The future of army aviation is taking shape in a contest between Sikorsky/Boeing and Bell as part of the US Army’s ‘Future Vertical Lift’ program. The team of Sikorsky/Boeing is claiming that its SB>1 Defiant compound helicopter design will be much more manoeuvrable, if a little slower, than Bell’s V-280 tilt rotor design. This program could one day lead to the Australian Army acquiring new types of army aviation—so it’s important to watch.

There’s a lot of talk about how AI and robots will affect our future, but transhumanism is another area that could lead to very significant change, not only in our day-to-day lives, but also in military affairs. There’s a good article on ‘humans 2.0’—merging humans and machines—in Forbes.

Finally, Russia has begun flying MiG-31 Foxhound interceptors carrying what looks suspiciously like an air-launched anti-satellite (ASAT) weapon, which would sharpen tensions over the prospect for war in space.

This week in history

Sputnik 1, the first man-made object in space, was launched on 4 October 1957, escalating the already tense relations between the US and the USSR. See this BBC television clip for the quick story behind the launch and its aftermath.


This RFE/RL photo series shows the ruins of Stalin’s failed ‘Transpolar Mainline’ gulag project in the no-man’s land of Russia’s north.

Jump into history with National Geographic on American Cold War–era nuclear-weapon sites and accompanying photos.

The devastating aftermath of the earthquake and tsunami that hit the Indonesian island of Sulawesi is captured in these before-and-after images by Time and the Economic Times.

The head of United Nations Peacekeeping, Jean-Pierre Lacroix, talks about the role of peacekeeping and the essentialness of women’s contributions. [6:59]


Get the latest on the bilateral relations between China and the US with China in the World, which dives into the trade war and the US Indo-Pacific strategy. [33:57]

CSIS discusses the challenges associated with the key institutions and norms that govern nuclear weapons on a global scale. [27:25]

Did Trump and Kim ‘fall in love’? Pod Save the World analyses some hopeful signs of progress on the Korean peninsula, Iran’s nuclear program and tensions with China. [36:21]


Melbourne, 8 October, 6–8 pm, University of Melbourne: In the name of security: secrecy, surveillance and journalism book launch.
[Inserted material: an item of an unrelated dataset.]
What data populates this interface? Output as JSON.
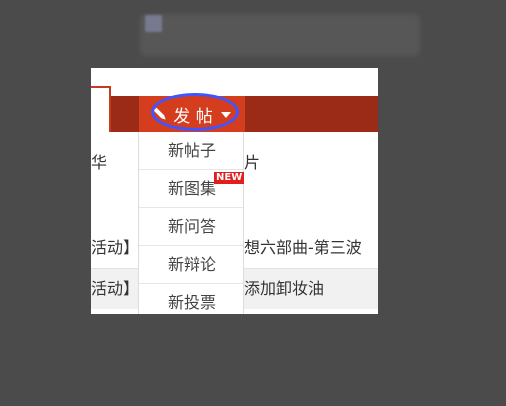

Information here.

Canberra, 9 October, 5.30–7.30 pm, 50/50 By 2030 Foundation and DFAT: ‘The cost of gender inequality and global sexism: the World Bank’s Dr Caren Grown in conversation with Virginia Haussegger’. Register here.

Canberra, 11–12 October, ANU College of Asia and the Pacific: ‘2018 Malaysia update—regime change in Malaysia: how, why and the future’. Free registration.